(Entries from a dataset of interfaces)
== Segment start ==

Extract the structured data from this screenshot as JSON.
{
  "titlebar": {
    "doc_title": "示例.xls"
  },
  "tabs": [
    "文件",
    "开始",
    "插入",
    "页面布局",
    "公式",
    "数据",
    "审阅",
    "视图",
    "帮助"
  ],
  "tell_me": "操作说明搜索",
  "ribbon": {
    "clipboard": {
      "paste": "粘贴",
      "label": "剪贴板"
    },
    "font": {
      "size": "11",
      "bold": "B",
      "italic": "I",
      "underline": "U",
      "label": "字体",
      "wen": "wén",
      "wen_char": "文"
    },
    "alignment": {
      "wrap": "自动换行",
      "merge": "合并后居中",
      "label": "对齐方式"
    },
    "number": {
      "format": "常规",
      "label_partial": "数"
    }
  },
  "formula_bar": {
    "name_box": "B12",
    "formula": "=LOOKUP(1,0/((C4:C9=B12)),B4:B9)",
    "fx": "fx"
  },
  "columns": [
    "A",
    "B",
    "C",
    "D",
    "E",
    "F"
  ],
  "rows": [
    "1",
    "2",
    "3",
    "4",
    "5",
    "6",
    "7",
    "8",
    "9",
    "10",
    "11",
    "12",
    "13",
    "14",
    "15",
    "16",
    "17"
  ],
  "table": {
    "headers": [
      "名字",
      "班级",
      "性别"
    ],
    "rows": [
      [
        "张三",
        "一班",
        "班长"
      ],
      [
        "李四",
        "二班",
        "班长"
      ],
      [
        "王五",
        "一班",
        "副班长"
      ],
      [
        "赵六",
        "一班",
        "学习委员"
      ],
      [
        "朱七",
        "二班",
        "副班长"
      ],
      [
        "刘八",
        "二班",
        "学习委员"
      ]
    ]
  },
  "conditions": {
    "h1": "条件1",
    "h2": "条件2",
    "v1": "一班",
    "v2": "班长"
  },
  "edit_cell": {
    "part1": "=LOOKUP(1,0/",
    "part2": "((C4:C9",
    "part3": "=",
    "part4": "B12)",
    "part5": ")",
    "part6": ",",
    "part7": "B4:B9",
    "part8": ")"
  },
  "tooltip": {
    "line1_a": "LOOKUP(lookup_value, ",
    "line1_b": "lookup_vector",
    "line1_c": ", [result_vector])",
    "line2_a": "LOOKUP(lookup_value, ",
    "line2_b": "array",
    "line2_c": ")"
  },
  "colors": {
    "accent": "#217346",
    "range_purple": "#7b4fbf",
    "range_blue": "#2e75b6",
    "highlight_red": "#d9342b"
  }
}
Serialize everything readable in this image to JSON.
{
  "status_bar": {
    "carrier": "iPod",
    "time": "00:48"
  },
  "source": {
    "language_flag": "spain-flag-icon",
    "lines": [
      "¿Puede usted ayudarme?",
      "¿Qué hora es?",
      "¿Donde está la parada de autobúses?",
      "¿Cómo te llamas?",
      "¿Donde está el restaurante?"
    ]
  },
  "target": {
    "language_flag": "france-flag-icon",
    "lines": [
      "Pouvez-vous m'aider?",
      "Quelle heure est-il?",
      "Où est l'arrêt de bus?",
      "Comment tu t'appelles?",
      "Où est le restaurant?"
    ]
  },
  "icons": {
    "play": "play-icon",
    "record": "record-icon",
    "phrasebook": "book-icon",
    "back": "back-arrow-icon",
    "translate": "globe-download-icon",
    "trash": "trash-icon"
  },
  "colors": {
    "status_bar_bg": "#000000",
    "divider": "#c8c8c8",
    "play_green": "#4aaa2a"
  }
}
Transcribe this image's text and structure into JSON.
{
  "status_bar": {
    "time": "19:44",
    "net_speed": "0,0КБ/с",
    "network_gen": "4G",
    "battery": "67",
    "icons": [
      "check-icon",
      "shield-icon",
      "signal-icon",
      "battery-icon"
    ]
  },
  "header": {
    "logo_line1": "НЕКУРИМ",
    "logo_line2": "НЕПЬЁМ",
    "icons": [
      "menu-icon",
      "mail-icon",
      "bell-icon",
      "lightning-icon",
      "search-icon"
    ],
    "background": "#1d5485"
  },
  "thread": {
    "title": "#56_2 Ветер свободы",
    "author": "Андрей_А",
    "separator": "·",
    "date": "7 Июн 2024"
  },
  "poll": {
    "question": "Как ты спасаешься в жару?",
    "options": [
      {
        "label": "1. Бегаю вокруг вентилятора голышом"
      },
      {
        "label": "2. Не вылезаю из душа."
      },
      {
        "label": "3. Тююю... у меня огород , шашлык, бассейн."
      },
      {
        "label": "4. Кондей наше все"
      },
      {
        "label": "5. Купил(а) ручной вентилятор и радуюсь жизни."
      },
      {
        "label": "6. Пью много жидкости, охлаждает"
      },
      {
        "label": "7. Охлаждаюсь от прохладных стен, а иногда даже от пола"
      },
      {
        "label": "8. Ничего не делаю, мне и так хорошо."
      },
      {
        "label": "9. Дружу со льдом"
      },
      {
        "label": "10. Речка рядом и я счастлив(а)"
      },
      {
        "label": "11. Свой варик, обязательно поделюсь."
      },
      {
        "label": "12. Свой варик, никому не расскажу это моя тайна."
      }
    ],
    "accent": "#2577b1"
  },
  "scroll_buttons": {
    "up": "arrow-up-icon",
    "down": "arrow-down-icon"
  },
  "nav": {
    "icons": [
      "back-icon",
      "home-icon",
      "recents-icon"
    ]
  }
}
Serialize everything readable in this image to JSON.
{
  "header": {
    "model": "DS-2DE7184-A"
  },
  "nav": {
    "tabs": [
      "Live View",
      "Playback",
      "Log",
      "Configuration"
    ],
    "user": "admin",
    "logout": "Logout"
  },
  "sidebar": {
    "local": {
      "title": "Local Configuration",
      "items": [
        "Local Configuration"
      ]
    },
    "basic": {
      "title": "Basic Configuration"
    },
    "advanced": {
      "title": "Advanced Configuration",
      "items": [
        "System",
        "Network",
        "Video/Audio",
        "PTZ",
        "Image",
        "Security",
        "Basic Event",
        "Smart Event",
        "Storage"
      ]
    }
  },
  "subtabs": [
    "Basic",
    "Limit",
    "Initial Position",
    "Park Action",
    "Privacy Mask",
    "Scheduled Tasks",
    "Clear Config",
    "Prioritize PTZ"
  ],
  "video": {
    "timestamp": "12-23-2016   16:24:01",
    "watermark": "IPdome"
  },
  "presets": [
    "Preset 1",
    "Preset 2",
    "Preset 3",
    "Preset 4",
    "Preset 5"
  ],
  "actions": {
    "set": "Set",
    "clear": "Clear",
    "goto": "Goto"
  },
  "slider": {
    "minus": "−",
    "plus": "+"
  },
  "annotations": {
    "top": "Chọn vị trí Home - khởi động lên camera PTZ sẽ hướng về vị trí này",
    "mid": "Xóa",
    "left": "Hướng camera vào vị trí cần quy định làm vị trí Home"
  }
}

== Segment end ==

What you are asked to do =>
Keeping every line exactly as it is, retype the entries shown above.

Task solution =>
Extract the structured data from this screenshot as JSON.
{
  "titlebar": {
    "doc_title": "示例.xls"
  },
  "tabs": [
    "文件",
    "开始",
    "插入",
    "页面布局",
    "公式",
    "数据",
    "审阅",
    "视图",
    "帮助"
  ],
  "tell_me": "操作说明搜索",
  "ribbon": {
    "clipboard": {
      "paste": "粘贴",
      "label": "剪贴板"
    },
    "font": {
      "size": "11",
      "bold": "B",
      "italic": "I",
      "underline": "U",
      "label": "字体",
      "wen": "wén",
      "wen_char": "文"
    },
    "alignment": {
      "wrap": "自动换行",
      "merge": "合并后居中",
      "label": "对齐方式"
    },
    "number": {
      "format": "常规",
      "label_partial": "数"
    }
  },
  "formula_bar": {
    "name_box": "B12",
    "formula": "=LOOKUP(1,0/((C4:C9=B12)),B4:B9)",
    "fx": "fx"
  },
  "columns": [
    "A",
    "B",
    "C",
    "D",
    "E",
    "F"
  ],
  "rows": [
    "1",
    "2",
    "3",
    "4",
    "5",
    "6",
    "7",
    "8",
    "9",
    "10",
    "11",
    "12",
    "13",
    "14",
    "15",
    "16",
    "17"
  ],
  "table": {
    "headers": [
      "名字",
      "班级",
      "性别"
    ],
    "rows": [
      [
        "张三",
        "一班",
        "班长"
      ],
      [
        "李四",
        "二班",
        "班长"
      ],
      [
        "王五",
        "一班",
        "副班长"
      ],
      [
        "赵六",
        "一班",
        "学习委员"
      ],
      [
        "朱七",
        "二班",
        "副班长"
      ],
      [
        "刘八",
        "二班",
        "学习委员"
      ]
    ]
  },
  "conditions": {
    "h1": "条件1",
    "h2": "条件2",
    "v1": "一班",
    "v2": "班长"
  },
  "edit_cell": {
    "part1": "=LOOKUP(1,0/",
    "part2": "((C4:C9",
    "part3": "=",
    "part4": "B12)",
    "part5": ")",
    "part6": ",",
    "part7": "B4:B9",
    "part8": ")"
  },
  "tooltip": {
    "line1_a": "LOOKUP(lookup_value, ",
    "line1_b": "lookup_vector",
    "line1_c": ", [result_vector])",
    "line2_a": "LOOKUP(lookup_value, ",
    "line2_b": "array",
    "line2_c": ")"
  },
  "colors": {
    "accent": "#217346",
    "range_purple": "#7b4fbf",
    "range_blue": "#2e75b6",
    "highlight_red": "#d9342b"
  }
}
Serialize everything readable in this image to JSON.
{
  "status_bar": {
    "carrier": "iPod",
    "time": "00:48"
  },
  "source": {
    "language_flag": "spain-flag-icon",
    "lines": [
      "¿Puede usted ayudarme?",
      "¿Qué hora es?",
      "¿Donde está la parada de autobúses?",
      "¿Cómo te llamas?",
      "¿Donde está el restaurante?"
    ]
  },
  "target": {
    "language_flag": "france-flag-icon",
    "lines": [
      "Pouvez-vous m'aider?",
      "Quelle heure est-il?",
      "Où est l'arrêt de bus?",
      "Comment tu t'appelles?",
      "Où est le restaurant?"
    ]
  },
  "icons": {
    "play": "play-icon",
    "record": "record-icon",
    "phrasebook": "book-icon",
    "back": "back-arrow-icon",
    "translate": "globe-download-icon",
    "trash": "trash-icon"
  },
  "colors": {
    "status_bar_bg": "#000000",
    "divider": "#c8c8c8",
    "play_green": "#4aaa2a"
  }
}
Transcribe this image's text and structure into JSON.
{
  "status_bar": {
    "time": "19:44",
    "net_speed": "0,0КБ/с",
    "network_gen": "4G",
    "battery": "67",
    "icons": [
      "check-icon",
      "shield-icon",
      "signal-icon",
      "battery-icon"
    ]
  },
  "header": {
    "logo_line1": "НЕКУРИМ",
    "logo_line2": "НЕПЬЁМ",
    "icons": [
      "menu-icon",
      "mail-icon",
      "bell-icon",
      "lightning-icon",
      "search-icon"
    ],
    "background": "#1d5485"
  },
  "thread": {
    "title": "#56_2 Ветер свободы",
    "author": "Андрей_А",
    "separator": "·",
    "date": "7 Июн 2024"
  },
  "poll": {
    "question": "Как ты спасаешься в жару?",
    "options": [
      {
        "label": "1. Бегаю вокруг вентилятора голышом"
      },
      {
        "label": "2. Не вылезаю из душа."
      },
      {
        "label": "3. Тююю... у меня огород , шашлык, бассейн."
      },
      {
        "label": "4. Кондей наше все"
      },
      {
        "label": "5. Купил(а) ручной вентилятор и радуюсь жизни."
      },
      {
        "label": "6. Пью много жидкости, охлаждает"
      },
      {
        "label": "7. Охлаждаюсь от прохладных стен, а иногда даже от пола"
      },
      {
        "label": "8. Ничего не делаю, мне и так хорошо."
      },
      {
        "label": "9. Дружу со льдом"
      },
      {
        "label": "10. Речка рядом и я счастлив(а)"
      },
      {
        "label": "11. Свой варик, обязательно поделюсь."
      },
      {
        "label": "12. Свой варик, никому не расскажу это моя тайна."
      }
    ],
    "accent": "#2577b1"
  },
  "scroll_buttons": {
    "up": "arrow-up-icon",
    "down": "arrow-down-icon"
  },
  "nav": {
    "icons": [
      "back-icon",
      "home-icon",
      "recents-icon"
    ]
  }
}
Serialize everything readable in this image to JSON.
{
  "header": {
    "model": "DS-2DE7184-A"
  },
  "nav": {
    "tabs": [
      "Live View",
      "Playback",
      "Log",
      "Configuration"
    ],
    "user": "admin",
    "logout": "Logout"
  },
  "sidebar": {
    "local": {
      "title": "Local Configuration",
      "items": [
        "Local Configuration"
      ]
    },
    "basic": {
      "title": "Basic Configuration"
    },
    "advanced": {
      "title": "Advanced Configuration",
      "items": [
        "System",
        "Network",
        "Video/Audio",
        "PTZ",
        "Image",
        "Security",
        "Basic Event",
        "Smart Event",
        "Storage"
      ]
    }
  },
  "subtabs": [
    "Basic",
    "Limit",
    "Initial Position",
    "Park Action",
    "Privacy Mask",
    "Scheduled Tasks",
    "Clear Config",
    "Prioritize PTZ"
  ],
  "video": {
    "timestamp": "12-23-2016   16:24:01",
    "watermark": "IPdome"
  },
  "presets": [
    "Preset 1",
    "Preset 2",
    "Preset 3",
    "Preset 4",
    "Preset 5"
  ],
  "actions": {
    "set": "Set",
    "clear": "Clear",
    "goto": "Goto"
  },
  "slider": {
    "minus": "−",
    "plus": "+"
  },
  "annotations": {
    "top": "Chọn vị trí Home - khởi động lên camera PTZ sẽ hướng về vị trí này",
    "mid": "Xóa",
    "left": "Hướng camera vào vị trí cần quy định làm vị trí Home"
  }
}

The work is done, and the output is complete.